What defines an Olympic sport? According to olympic.org and the Olympic Charter on chapter three, rule 45 an Olympic sport must meet these three requirements: it has an International Federation, it has different disciplines, and it includes different events or competitions for judging. Recently the Winter Olympics wrapped up with many great sports including ice skating. After watching ice skating competitions, one thing comes to mind, why is ice-skating in the olympics but not dance?

Dance meets all these requirements and could easily be included in the summer Olympics, but still is not seen as an Olympic sport. There are several reasons as to why some feel dance does not qualify but when considering the similarities between the two, the fact that ice skating is allowed in the olympics, and not dance is offensive.

Many serious figure skaters must train in ballet to learn balance and technique, and ice dancing is similar to ballroom dancing in the sense that it is partnered and the story  behind the piece. The concept of dance remains in the heart of ice skating, yet dance still goes unrecognized.

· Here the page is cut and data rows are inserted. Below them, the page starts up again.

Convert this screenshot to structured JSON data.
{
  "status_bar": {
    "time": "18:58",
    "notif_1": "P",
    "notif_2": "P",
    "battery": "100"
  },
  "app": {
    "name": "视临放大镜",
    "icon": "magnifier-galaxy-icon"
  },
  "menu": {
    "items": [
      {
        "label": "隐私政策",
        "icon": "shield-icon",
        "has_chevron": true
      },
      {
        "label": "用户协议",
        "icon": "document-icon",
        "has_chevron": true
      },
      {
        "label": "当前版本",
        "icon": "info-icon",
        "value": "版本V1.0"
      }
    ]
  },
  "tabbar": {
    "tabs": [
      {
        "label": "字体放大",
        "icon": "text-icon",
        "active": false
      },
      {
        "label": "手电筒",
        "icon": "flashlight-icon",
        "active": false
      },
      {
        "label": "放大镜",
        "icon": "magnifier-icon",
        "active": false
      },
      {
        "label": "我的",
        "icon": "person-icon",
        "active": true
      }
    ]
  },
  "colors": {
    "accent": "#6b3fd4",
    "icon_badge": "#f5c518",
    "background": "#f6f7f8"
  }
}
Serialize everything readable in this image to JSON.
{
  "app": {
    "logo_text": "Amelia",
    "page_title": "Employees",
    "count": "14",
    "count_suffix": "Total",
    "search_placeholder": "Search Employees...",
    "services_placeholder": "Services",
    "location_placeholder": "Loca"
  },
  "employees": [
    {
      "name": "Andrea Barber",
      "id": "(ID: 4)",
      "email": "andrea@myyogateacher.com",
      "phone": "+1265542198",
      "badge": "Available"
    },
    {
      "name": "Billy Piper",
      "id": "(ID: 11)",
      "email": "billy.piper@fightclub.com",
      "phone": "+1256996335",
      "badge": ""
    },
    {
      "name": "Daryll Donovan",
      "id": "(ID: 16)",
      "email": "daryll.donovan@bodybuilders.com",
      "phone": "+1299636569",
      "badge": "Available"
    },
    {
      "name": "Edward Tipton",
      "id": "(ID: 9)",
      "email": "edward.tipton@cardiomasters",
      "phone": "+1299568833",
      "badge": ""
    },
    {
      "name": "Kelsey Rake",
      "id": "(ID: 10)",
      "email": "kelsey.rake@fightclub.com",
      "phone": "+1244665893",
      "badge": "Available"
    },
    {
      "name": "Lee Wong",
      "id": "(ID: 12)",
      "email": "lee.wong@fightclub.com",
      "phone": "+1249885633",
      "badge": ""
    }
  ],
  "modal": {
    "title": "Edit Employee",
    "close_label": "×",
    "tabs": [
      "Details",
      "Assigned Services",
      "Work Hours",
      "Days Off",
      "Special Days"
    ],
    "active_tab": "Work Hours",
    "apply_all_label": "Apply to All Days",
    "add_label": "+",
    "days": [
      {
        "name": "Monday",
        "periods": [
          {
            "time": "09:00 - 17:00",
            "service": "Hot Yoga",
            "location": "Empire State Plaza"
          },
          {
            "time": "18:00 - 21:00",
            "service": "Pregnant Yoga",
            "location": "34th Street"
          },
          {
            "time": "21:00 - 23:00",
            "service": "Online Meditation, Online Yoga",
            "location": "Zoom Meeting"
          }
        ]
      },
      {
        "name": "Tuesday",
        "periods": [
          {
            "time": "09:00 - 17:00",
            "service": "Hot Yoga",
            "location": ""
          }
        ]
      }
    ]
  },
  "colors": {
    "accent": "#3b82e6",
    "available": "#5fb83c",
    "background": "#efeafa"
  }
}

Another reason dance is not in the Olympics is because many believe dance  is an art form and remains too subjective to  be judged in a competition. Which would be a good point, but they’ve forgotten that ice skating too is an art form. Ice skater use emotions, facial expressions and costumes to express the creativity behind the choreography which, graded or not, does come into play when judging the ice skaters.

Some also feel that dance will lose it’s artistic value if it enters the olympics as a sport, but dance will always be a way to express one’s self. Just because the choreography must include certain tricks to be judged in the Olympics, does not mean that dance will no longer remain an art form.

Ice skaters must also fulfill certain requirements in their performance, but that does not mean that ice skating is any less beautiful or any less creative. Dance and ice skating both are used as a freedom of expression, and nothing can take that away from the two sports.

Dance is the origin of ice skating, the only difference is one is on ice and the other on land. While various opinions remain about why dance should, or should not be a part of the Olympics, the truth of the matter is dance created ice skating, a sport that is recognized in the Olympics, while dance is left in the dust. Why do we reward the offspring but not the creator?

Dance should be included in the summer Olympics because it meets the requirements to qualify and deserves the recognition of an Olympic level sport.